IT experts share advice on when a small businesses should pay for a hosted service and when a small business should opt for a free service.
A webinar discussing BYOD policies in the workplace, latest trends, and data security and protection risks followed by an interactive Q&A. Eric Schlissel, CEO of GeekTek, presents the latest on BYOD, MDM, and more.
A growing trend, “Shadow IT” is a term used to describe IT systems and solutions built and/or used inside organizations without the approval of the IT department. This could include anything from employees emailing spreadsheets back and forth to entire departments licensing third-party, cloud solutions behind IT’s back.
While the usage varies, one thing is certain: Shadow IT is growing.
“While technical support has become a commodity over the years, the partnership between small businesses and their trusted IT service providers has remained invaluable. If you’re just starting out in IT services, my recommendation is to not only focus on your technical studies, but to increase your personal communication skills. We see a lot of applicants that look great on paper, but when we meet with them they’re unable to relay technical information to nontechnical people in an empathetic and understandable way. IT is as much about client services as it is about technical knowledge, and those that communicate effectively move forward with greater ease.” – Eric Schlissel
“Back in July, Eric Schlissel, CEO of GeekTek IT Services in Los Angeles, noted that most of his client businesses had an “if it ain’t broke” attitude when it came to XP, which, coupled with poor reception for Windows 8, made the cost of upgrading a hard sell. Since then, many of these businesses have seen the productivity light: Getting off XP meant getting off geriatric XP-era hardware — an upside Microsoft and its hardware partners also gladly tout. “Over the course of the last few months our clients’ attitudes have changed, and many have been receptive to the idea of upgrading their XP machines to Windows 7,” Schlissel said in an email interview. “Many of their XP machines were intolerably slow, so they ended up with happier and more productive employees.”

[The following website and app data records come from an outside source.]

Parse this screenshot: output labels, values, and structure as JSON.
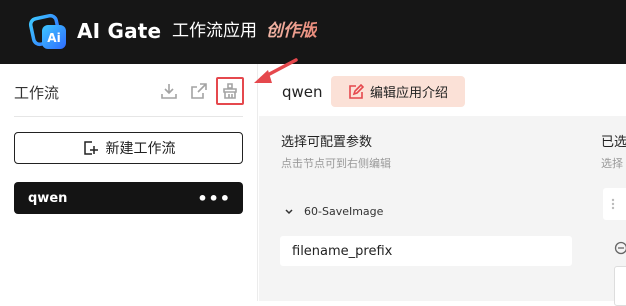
{
  "header": {
    "brand": "AI Gate",
    "app_title": "工作流应用",
    "badge": "创作版",
    "logo_mark_text": "Ai"
  },
  "sidebar": {
    "title": "工作流",
    "tools": [
      {
        "icon": "download-icon"
      },
      {
        "icon": "external-link-icon"
      },
      {
        "icon": "clean-brush-icon",
        "highlighted": true
      }
    ],
    "new_button_label": "新建工作流",
    "workflows": [
      {
        "name": "qwen",
        "more": "•••"
      }
    ]
  },
  "main": {
    "workflow_name": "qwen",
    "edit_intro_label": "编辑应用介绍",
    "left_section": {
      "title": "选择可配置参数",
      "subtitle": "点击节点可到右侧编辑",
      "node": {
        "label": "60-SaveImage"
      },
      "params": [
        {
          "name": "filename_prefix"
        }
      ]
    },
    "right_section": {
      "title": "已选",
      "subtitle": "选择"
    }
  },
  "colors": {
    "topbar": "#161616",
    "accent_badge": "#e98a7a",
    "edit_btn_bg": "#fbe1d7",
    "highlight": "#e5484d",
    "panel_bg": "#f4f4f4"
  }
}
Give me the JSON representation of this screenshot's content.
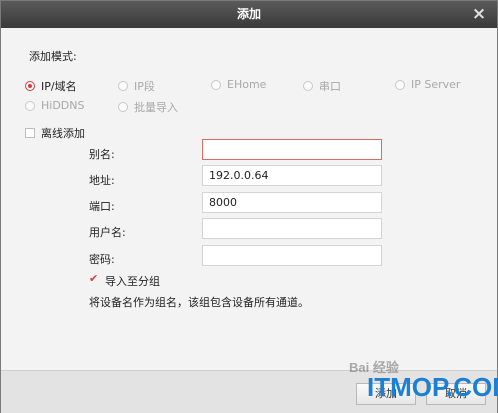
{
  "window": {
    "title": "添加",
    "close_glyph": "×"
  },
  "add_mode": {
    "label": "添加模式:",
    "options": [
      {
        "label": "IP/域名",
        "selected": true,
        "enabled": true
      },
      {
        "label": "IP段",
        "selected": false,
        "enabled": false
      },
      {
        "label": "EHome",
        "selected": false,
        "enabled": false
      },
      {
        "label": "串口",
        "selected": false,
        "enabled": false
      },
      {
        "label": "IP Server",
        "selected": false,
        "enabled": false
      },
      {
        "label": "HiDDNS",
        "selected": false,
        "enabled": false
      },
      {
        "label": "批量导入",
        "selected": false,
        "enabled": false
      }
    ]
  },
  "offline_add": {
    "label": "离线添加",
    "checked": false
  },
  "form": {
    "alias": {
      "label": "别名:",
      "value": ""
    },
    "address": {
      "label": "地址:",
      "value": "192.0.0.64"
    },
    "port": {
      "label": "端口:",
      "value": "8000"
    },
    "username": {
      "label": "用户名:",
      "value": ""
    },
    "password": {
      "label": "密码:",
      "value": ""
    }
  },
  "import_group": {
    "label": "导入至分组",
    "checked": true
  },
  "note": "将设备名作为组名，该组包含设备所有通道。",
  "buttons": {
    "add": "添加",
    "cancel": "取消"
  },
  "watermark": {
    "logo": "Bai 经验",
    "site": "ITMOP.COM"
  },
  "colors": {
    "accent": "#d04040",
    "titlebar": "#4a4a4a",
    "watermark": "#1b7fd4"
  }
}
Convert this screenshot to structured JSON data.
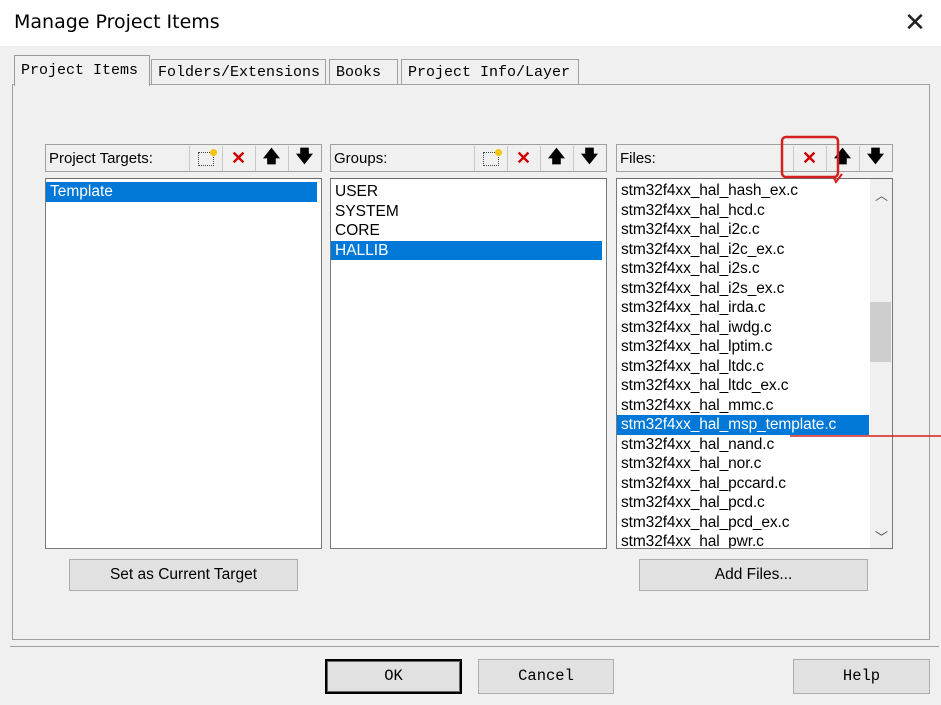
{
  "window": {
    "title": "Manage Project Items",
    "close_icon": "close-icon"
  },
  "tabs": [
    {
      "label": "Project Items",
      "active": true
    },
    {
      "label": "Folders/Extensions",
      "active": false
    },
    {
      "label": "Books",
      "active": false
    },
    {
      "label": "Project Info/Layer",
      "active": false
    }
  ],
  "targets": {
    "header": "Project Targets:",
    "items": [
      "Template"
    ],
    "selected": "Template",
    "set_current_button": "Set as Current Target"
  },
  "groups": {
    "header": "Groups:",
    "items": [
      "USER",
      "SYSTEM",
      "CORE",
      "HALLIB"
    ],
    "selected": "HALLIB"
  },
  "files": {
    "header": "Files:",
    "items": [
      "stm32f4xx_hal_hash_ex.c",
      "stm32f4xx_hal_hcd.c",
      "stm32f4xx_hal_i2c.c",
      "stm32f4xx_hal_i2c_ex.c",
      "stm32f4xx_hal_i2s.c",
      "stm32f4xx_hal_i2s_ex.c",
      "stm32f4xx_hal_irda.c",
      "stm32f4xx_hal_iwdg.c",
      "stm32f4xx_hal_lptim.c",
      "stm32f4xx_hal_ltdc.c",
      "stm32f4xx_hal_ltdc_ex.c",
      "stm32f4xx_hal_mmc.c",
      "stm32f4xx_hal_msp_template.c",
      "stm32f4xx_hal_nand.c",
      "stm32f4xx_hal_nor.c",
      "stm32f4xx_hal_pccard.c",
      "stm32f4xx_hal_pcd.c",
      "stm32f4xx_hal_pcd_ex.c",
      "stm32f4xx_hal_pwr.c"
    ],
    "selected": "stm32f4xx_hal_msp_template.c",
    "add_files_button": "Add Files..."
  },
  "footer": {
    "ok": "OK",
    "cancel": "Cancel",
    "help": "Help"
  },
  "colors": {
    "selection": "#0078d7",
    "delete_icon": "#d10000",
    "annotation": "#d42020"
  }
}
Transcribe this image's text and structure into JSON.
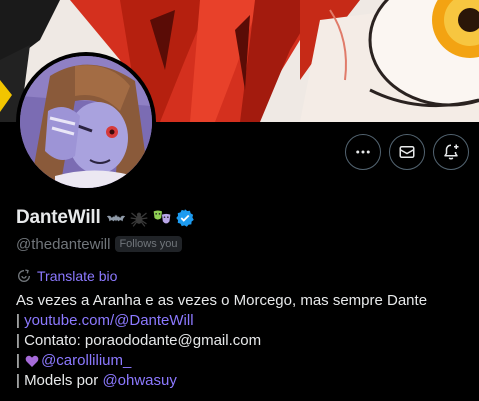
{
  "profile": {
    "display_name": "DanteWill",
    "name_emojis": [
      "bat-emoji",
      "spider-emoji",
      "theater-masks-emoji",
      "verified-badge"
    ],
    "handle": "@thedantewill",
    "follows_badge": "Follows you",
    "translate_label": "Translate bio"
  },
  "actions": {
    "more_icon": "more-horizontal-icon",
    "message_icon": "envelope-icon",
    "subscribe_icon": "bell-plus-icon"
  },
  "bio": {
    "line1": "As vezes a Aranha e as vezes o Morcego, mas sempre Dante",
    "line2_prefix": "| ",
    "line2_link": "youtube.com/@DanteWill",
    "line3": "| Contato: poraododante@gmail.com",
    "line4_prefix": "| ",
    "line4_link": "@carollilium_",
    "line5_prefix": "| Models por ",
    "line5_link": "@ohwasuy"
  },
  "colors": {
    "accent": "#8c79ff",
    "verified": "#1d9bf0",
    "muted": "#71767b",
    "background": "#000000",
    "text": "#e7e9ea"
  }
}
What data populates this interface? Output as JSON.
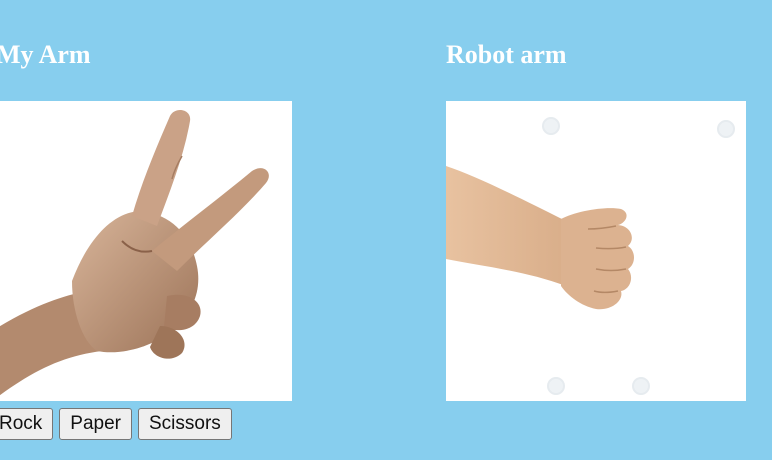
{
  "background_color": "#87ceee",
  "my_arm": {
    "title": "My Arm",
    "image": {
      "icon": "scissors-hand-icon"
    },
    "buttons": [
      {
        "label": "Rock"
      },
      {
        "label": "Paper"
      },
      {
        "label": "Scissors"
      }
    ]
  },
  "robot_arm": {
    "title": "Robot arm",
    "image": {
      "icon": "rock-fist-icon"
    }
  }
}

There’s nothing worse than installing software on your PC and then discovering that it also installed a nefarious payload of adware. Java updates have long included the Ask.com toolbar which insidiously takes over your search experience and is very difficult to remove. Each time you update Java, it tries to reinstall itself! GeekTek IT Services’ CEO Eric Schlissel spoke with David Lazarus of the Los Angeles Times at length about this horrible situation and provided useful tips to small business owners on how to avoid this software and remove it once it takes root.